■ **Problem**
The answer must be one number: how many lines in the records below contain the string "icon".

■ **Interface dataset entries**
* * * * * * *
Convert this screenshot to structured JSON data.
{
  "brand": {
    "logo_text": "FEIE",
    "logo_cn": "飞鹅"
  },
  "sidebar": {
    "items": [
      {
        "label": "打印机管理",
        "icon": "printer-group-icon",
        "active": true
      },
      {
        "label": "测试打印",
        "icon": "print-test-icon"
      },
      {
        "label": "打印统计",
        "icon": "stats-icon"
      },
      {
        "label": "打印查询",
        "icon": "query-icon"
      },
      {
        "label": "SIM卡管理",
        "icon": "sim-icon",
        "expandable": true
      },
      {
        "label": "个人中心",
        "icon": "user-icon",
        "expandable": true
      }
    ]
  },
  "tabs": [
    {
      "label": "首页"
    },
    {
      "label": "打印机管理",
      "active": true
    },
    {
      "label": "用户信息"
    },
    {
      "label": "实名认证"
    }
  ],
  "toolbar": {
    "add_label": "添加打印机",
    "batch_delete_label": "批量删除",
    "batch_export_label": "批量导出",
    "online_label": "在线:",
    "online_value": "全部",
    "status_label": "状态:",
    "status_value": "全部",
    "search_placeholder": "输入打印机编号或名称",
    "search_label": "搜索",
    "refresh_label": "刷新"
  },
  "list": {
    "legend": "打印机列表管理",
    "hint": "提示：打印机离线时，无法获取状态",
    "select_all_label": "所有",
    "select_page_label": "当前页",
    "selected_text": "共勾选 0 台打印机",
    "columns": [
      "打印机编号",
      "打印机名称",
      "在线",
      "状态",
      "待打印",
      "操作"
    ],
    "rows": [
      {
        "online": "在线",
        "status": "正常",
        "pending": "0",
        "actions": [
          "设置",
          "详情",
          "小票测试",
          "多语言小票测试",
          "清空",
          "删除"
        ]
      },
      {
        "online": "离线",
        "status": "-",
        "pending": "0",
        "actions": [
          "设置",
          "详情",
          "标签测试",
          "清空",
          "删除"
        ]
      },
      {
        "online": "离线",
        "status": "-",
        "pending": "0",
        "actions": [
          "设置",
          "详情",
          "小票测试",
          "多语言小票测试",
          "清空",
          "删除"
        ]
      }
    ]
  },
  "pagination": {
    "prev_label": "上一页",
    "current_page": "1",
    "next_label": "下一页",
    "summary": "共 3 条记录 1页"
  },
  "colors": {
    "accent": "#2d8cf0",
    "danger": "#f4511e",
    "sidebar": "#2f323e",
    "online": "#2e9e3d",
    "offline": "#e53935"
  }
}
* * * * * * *
■ **The answer**
6